*** Opening Dataset entries ***

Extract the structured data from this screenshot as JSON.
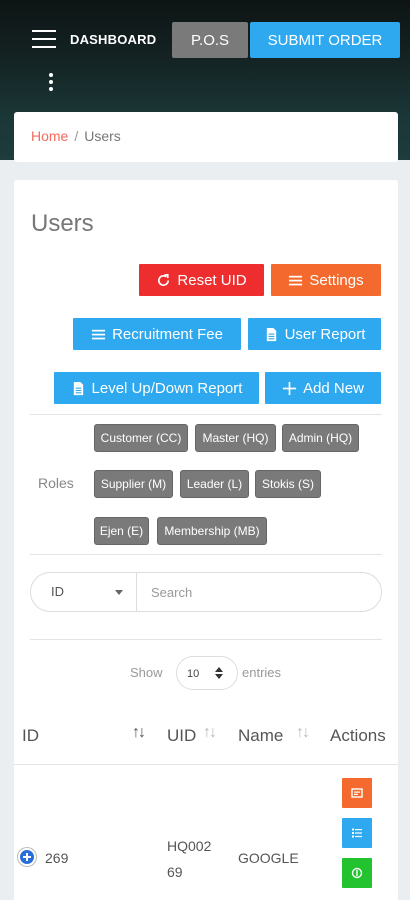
{
  "header": {
    "brand": "DASHBOARD",
    "pos_label": "P.O.S",
    "submit_label": "SUBMIT ORDER"
  },
  "breadcrumb": {
    "home": "Home",
    "separator": "/",
    "current": "Users"
  },
  "page": {
    "title": "Users",
    "buttons": {
      "reset_uid": "Reset UID",
      "settings": "Settings",
      "recruitment_fee": "Recruitment Fee",
      "user_report": "User Report",
      "level_report": "Level Up/Down Report",
      "add_new": "Add New"
    },
    "roles_label": "Roles",
    "roles": [
      "Customer (CC)",
      "Master (HQ)",
      "Admin (HQ)",
      "Supplier (M)",
      "Leader (L)",
      "Stokis (S)",
      "Ejen (E)",
      "Membership (MB)"
    ],
    "search": {
      "field": "ID",
      "placeholder": "Search"
    },
    "length": {
      "show": "Show",
      "value": "10",
      "entries": "entries"
    },
    "table": {
      "columns": [
        "ID",
        "UID",
        "Name",
        "Actions"
      ],
      "rows": [
        {
          "id": "269",
          "uid_line1": "HQ002",
          "uid_line2": "69",
          "name": "GOOGLE"
        }
      ]
    }
  },
  "colors": {
    "accent_blue": "#2ea8ee",
    "danger_red": "#ee2e2e",
    "warning_orange": "#f46a2e",
    "success_green": "#22c32e",
    "chip_gray": "#7a7a7a"
  },
  "icons": [
    "menu-icon",
    "more-vertical-icon",
    "refresh-icon",
    "list-icon",
    "document-icon",
    "plus-icon",
    "edit-icon",
    "list-icon",
    "money-icon"
  ]
}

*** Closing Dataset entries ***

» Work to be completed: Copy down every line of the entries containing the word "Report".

» Result for this exercise:
      "user_report": "User Report",
      "level_report": "Level Up/Down Report",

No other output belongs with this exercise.